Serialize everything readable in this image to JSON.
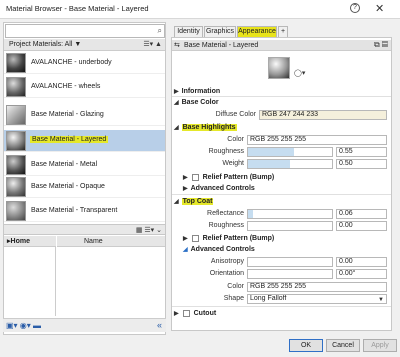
{
  "window": {
    "title": "Material Browser - Base Material - Layered"
  },
  "library": {
    "header_label": "Project Materials: All",
    "materials": [
      {
        "name": "AVALANCHE - underbody",
        "selected": false
      },
      {
        "name": "AVALANCHE - wheels",
        "selected": false
      },
      {
        "name": "Base Material - Glazing",
        "selected": false
      },
      {
        "name": "Base Material - Layered",
        "selected": true
      },
      {
        "name": "Base Material - Metal",
        "selected": false
      },
      {
        "name": "Base Material - Opaque",
        "selected": false
      },
      {
        "name": "Base Material - Transparent",
        "selected": false
      }
    ],
    "tree_header": "Home",
    "name_header": "Name"
  },
  "editor": {
    "tabs": [
      "Identity",
      "Graphics",
      "Appearance",
      "+"
    ],
    "active_tab": "Appearance",
    "material_name": "Base Material - Layered",
    "sections": {
      "information": "Information",
      "base_color": "Base Color",
      "base_highlights": "Base Highlights",
      "relief_pattern_1": "Relief Pattern (Bump)",
      "advanced_controls_1": "Advanced Controls",
      "top_coat": "Top Coat",
      "relief_pattern_2": "Relief Pattern (Bump)",
      "advanced_controls_2": "Advanced Controls",
      "cutout": "Cutout"
    },
    "diffuse_color": {
      "label": "Diffuse Color",
      "value": "RGB 247 244 233"
    },
    "highlights": {
      "color_label": "Color",
      "color_value": "RGB 255 255 255",
      "roughness_label": "Roughness",
      "roughness_value": "0.55",
      "roughness_level": 0.55,
      "weight_label": "Weight",
      "weight_value": "0.50",
      "weight_level": 0.5
    },
    "topcoat": {
      "reflectance_label": "Reflectance",
      "reflectance_value": "0.06",
      "reflectance_level": 0.06,
      "roughness_label": "Roughness",
      "roughness_value": "0.00",
      "roughness_level": 0.0
    },
    "advanced": {
      "anisotropy_label": "Anisotropy",
      "anisotropy_value": "0.00",
      "anisotropy_level": 0.0,
      "orientation_label": "Orientation",
      "orientation_value": "0.00°",
      "orientation_level": 0.0,
      "color_label": "Color",
      "color_value": "RGB 255 255 255",
      "shape_label": "Shape",
      "shape_value": "Long Falloff"
    }
  },
  "buttons": {
    "ok": "OK",
    "cancel": "Cancel",
    "apply": "Apply"
  },
  "colors": {
    "highlight": "#e5e82a",
    "selection": "#b8cfe8",
    "slider_fill": "#c6ddf0",
    "diffuse_field": "#f5f0dc"
  }
}
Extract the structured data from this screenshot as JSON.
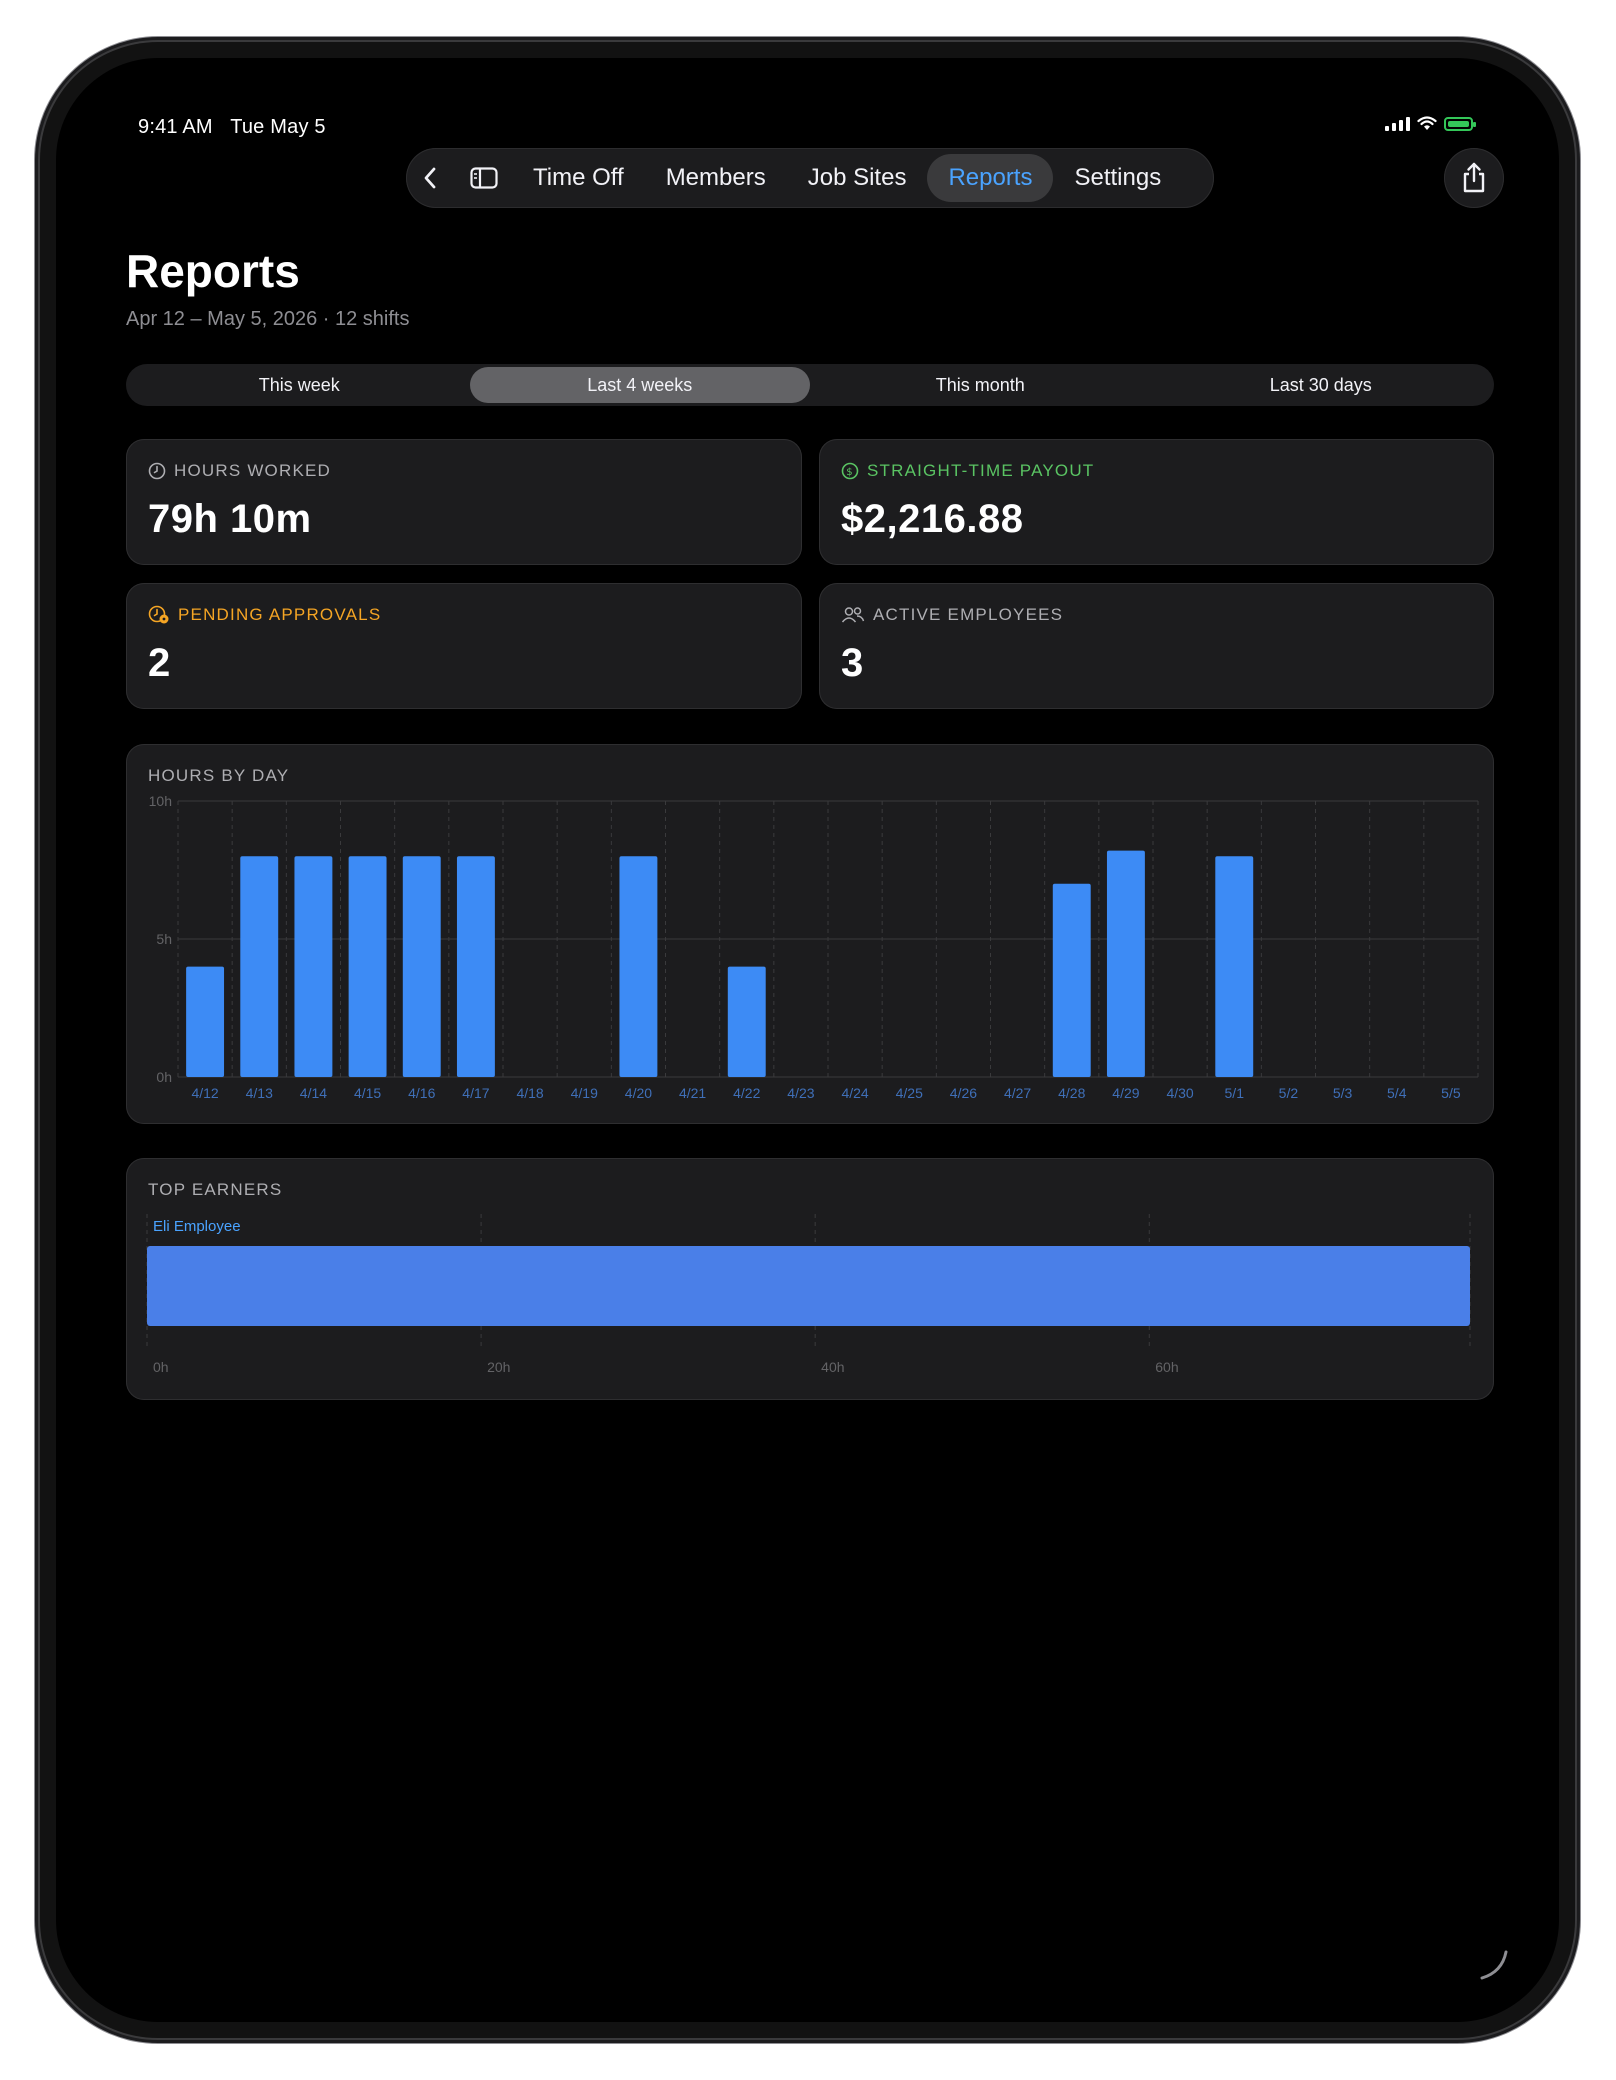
{
  "status_bar": {
    "time": "9:41 AM",
    "date": "Tue May 5"
  },
  "nav": {
    "back_icon": "chevron-left-icon",
    "sidebar_icon": "sidebar-toggle-icon",
    "tabs": [
      {
        "label": "Time Off",
        "active": false
      },
      {
        "label": "Members",
        "active": false
      },
      {
        "label": "Job Sites",
        "active": false
      },
      {
        "label": "Reports",
        "active": true
      },
      {
        "label": "Settings",
        "active": false
      }
    ],
    "share_icon": "share-icon"
  },
  "header": {
    "title": "Reports",
    "subtitle": "Apr 12 – May 5, 2026 · 12 shifts"
  },
  "range_filter": {
    "options": [
      "This week",
      "Last 4 weeks",
      "This month",
      "Last 30 days"
    ],
    "selected": "Last 4 weeks"
  },
  "stats": {
    "hours_worked": {
      "label": "HOURS WORKED",
      "value": "79h 10m",
      "icon": "clock-icon",
      "color": "#aeaeb2"
    },
    "payout": {
      "label": "STRAIGHT-TIME PAYOUT",
      "value": "$2,216.88",
      "icon": "dollar-circle-icon",
      "color": "#5ac463"
    },
    "pending": {
      "label": "PENDING APPROVALS",
      "value": "2",
      "icon": "pending-clock-icon",
      "color": "#f5a524"
    },
    "employees": {
      "label": "ACTIVE EMPLOYEES",
      "value": "3",
      "icon": "people-icon",
      "color": "#aeaeb2"
    }
  },
  "colors": {
    "accent": "#4aa3ff",
    "bar": "#3d8bf5",
    "earner_bar": "#4a7fe8"
  },
  "chart_data": [
    {
      "type": "bar",
      "title": "HOURS BY DAY",
      "categories": [
        "4/12",
        "4/13",
        "4/14",
        "4/15",
        "4/16",
        "4/17",
        "4/18",
        "4/19",
        "4/20",
        "4/21",
        "4/22",
        "4/23",
        "4/24",
        "4/25",
        "4/26",
        "4/27",
        "4/28",
        "4/29",
        "4/30",
        "5/1",
        "5/2",
        "5/3",
        "5/4",
        "5/5"
      ],
      "values": [
        4,
        8,
        8,
        8,
        8,
        8,
        0,
        0,
        8,
        0,
        4,
        0,
        0,
        0,
        0,
        0,
        7,
        8.2,
        0,
        8,
        0,
        0,
        0,
        0
      ],
      "yticks": [
        "0h",
        "5h",
        "10h"
      ],
      "ylim": [
        0,
        10
      ],
      "grid": true
    },
    {
      "type": "bar",
      "orientation": "horizontal",
      "title": "TOP EARNERS",
      "categories": [
        "Eli Employee"
      ],
      "values": [
        79.2
      ],
      "xticks": [
        "0h",
        "20h",
        "40h",
        "60h"
      ],
      "xlim": [
        0,
        79.2
      ],
      "grid": true
    }
  ]
}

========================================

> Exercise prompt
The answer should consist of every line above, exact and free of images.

> Response area
Serialize everything readable in this image to JSON.
{
  "window": {
    "title": "Material Browser - Base Material - Layered"
  },
  "library": {
    "header_label": "Project Materials: All",
    "materials": [
      {
        "name": "AVALANCHE - underbody",
        "selected": false
      },
      {
        "name": "AVALANCHE - wheels",
        "selected": false
      },
      {
        "name": "Base Material - Glazing",
        "selected": false
      },
      {
        "name": "Base Material - Layered",
        "selected": true
      },
      {
        "name": "Base Material - Metal",
        "selected": false
      },
      {
        "name": "Base Material - Opaque",
        "selected": false
      },
      {
        "name": "Base Material - Transparent",
        "selected": false
      }
    ],
    "tree_header": "Home",
    "name_header": "Name"
  },
  "editor": {
    "tabs": [
      "Identity",
      "Graphics",
      "Appearance",
      "+"
    ],
    "active_tab": "Appearance",
    "material_name": "Base Material - Layered",
    "sections": {
      "information": "Information",
      "base_color": "Base Color",
      "base_highlights": "Base Highlights",
      "relief_pattern_1": "Relief Pattern (Bump)",
      "advanced_controls_1": "Advanced Controls",
      "top_coat": "Top Coat",
      "relief_pattern_2": "Relief Pattern (Bump)",
      "advanced_controls_2": "Advanced Controls",
      "cutout": "Cutout"
    },
    "diffuse_color": {
      "label": "Diffuse Color",
      "value": "RGB 247 244 233"
    },
    "highlights": {
      "color_label": "Color",
      "color_value": "RGB 255 255 255",
      "roughness_label": "Roughness",
      "roughness_value": "0.55",
      "roughness_level": 0.55,
      "weight_label": "Weight",
      "weight_value": "0.50",
      "weight_level": 0.5
    },
    "topcoat": {
      "reflectance_label": "Reflectance",
      "reflectance_value": "0.06",
      "reflectance_level": 0.06,
      "roughness_label": "Roughness",
      "roughness_value": "0.00",
      "roughness_level": 0.0
    },
    "advanced": {
      "anisotropy_label": "Anisotropy",
      "anisotropy_value": "0.00",
      "anisotropy_level": 0.0,
      "orientation_label": "Orientation",
      "orientation_value": "0.00°",
      "orientation_level": 0.0,
      "color_label": "Color",
      "color_value": "RGB 255 255 255",
      "shape_label": "Shape",
      "shape_value": "Long Falloff"
    }
  },
  "buttons": {
    "ok": "OK",
    "cancel": "Cancel",
    "apply": "Apply"
  },
  "colors": {
    "highlight": "#e5e82a",
    "selection": "#b8cfe8",
    "slider_fill": "#c6ddf0",
    "diffuse_field": "#f5f0dc"
  }
}
Extract the structured data from this screenshot as JSON.
{
  "status_bar": {
    "time": "9:41 AM",
    "date": "Tue May 5"
  },
  "nav": {
    "back_icon": "chevron-left-icon",
    "sidebar_icon": "sidebar-toggle-icon",
    "tabs": [
      {
        "label": "Time Off",
        "active": false
      },
      {
        "label": "Members",
        "active": false
      },
      {
        "label": "Job Sites",
        "active": false
      },
      {
        "label": "Reports",
        "active": true
      },
      {
        "label": "Settings",
        "active": false
      }
    ],
    "share_icon": "share-icon"
  },
  "header": {
    "title": "Reports",
    "subtitle": "Apr 12 – May 5, 2026 · 12 shifts"
  },
  "range_filter": {
    "options": [
      "This week",
      "Last 4 weeks",
      "This month",
      "Last 30 days"
    ],
    "selected": "Last 4 weeks"
  },
  "stats": {
    "hours_worked": {
      "label": "HOURS WORKED",
      "value": "79h 10m",
      "icon": "clock-icon",
      "color": "#aeaeb2"
    },
    "payout": {
      "label": "STRAIGHT-TIME PAYOUT",
      "value": "$2,216.88",
      "icon": "dollar-circle-icon",
      "color": "#5ac463"
    },
    "pending": {
      "label": "PENDING APPROVALS",
      "value": "2",
      "icon": "pending-clock-icon",
      "color": "#f5a524"
    },
    "employees": {
      "label": "ACTIVE EMPLOYEES",
      "value": "3",
      "icon": "people-icon",
      "color": "#aeaeb2"
    }
  },
  "colors": {
    "accent": "#4aa3ff",
    "bar": "#3d8bf5",
    "earner_bar": "#4a7fe8"
  },
  "chart_data": [
    {
      "type": "bar",
      "title": "HOURS BY DAY",
      "categories": [
        "4/12",
        "4/13",
        "4/14",
        "4/15",
        "4/16",
        "4/17",
        "4/18",
        "4/19",
        "4/20",
        "4/21",
        "4/22",
        "4/23",
        "4/24",
        "4/25",
        "4/26",
        "4/27",
        "4/28",
        "4/29",
        "4/30",
        "5/1",
        "5/2",
        "5/3",
        "5/4",
        "5/5"
      ],
      "values": [
        4,
        8,
        8,
        8,
        8,
        8,
        0,
        0,
        8,
        0,
        4,
        0,
        0,
        0,
        0,
        0,
        7,
        8.2,
        0,
        8,
        0,
        0,
        0,
        0
      ],
      "yticks": [
        "0h",
        "5h",
        "10h"
      ],
      "ylim": [
        0,
        10
      ],
      "grid": true
    },
    {
      "type": "bar",
      "orientation": "horizontal",
      "title": "TOP EARNERS",
      "categories": [
        "Eli Employee"
      ],
      "values": [
        79.2
      ],
      "xticks": [
        "0h",
        "20h",
        "40h",
        "60h"
      ],
      "xlim": [
        0,
        79.2
      ],
      "grid": true
    }
  ]
}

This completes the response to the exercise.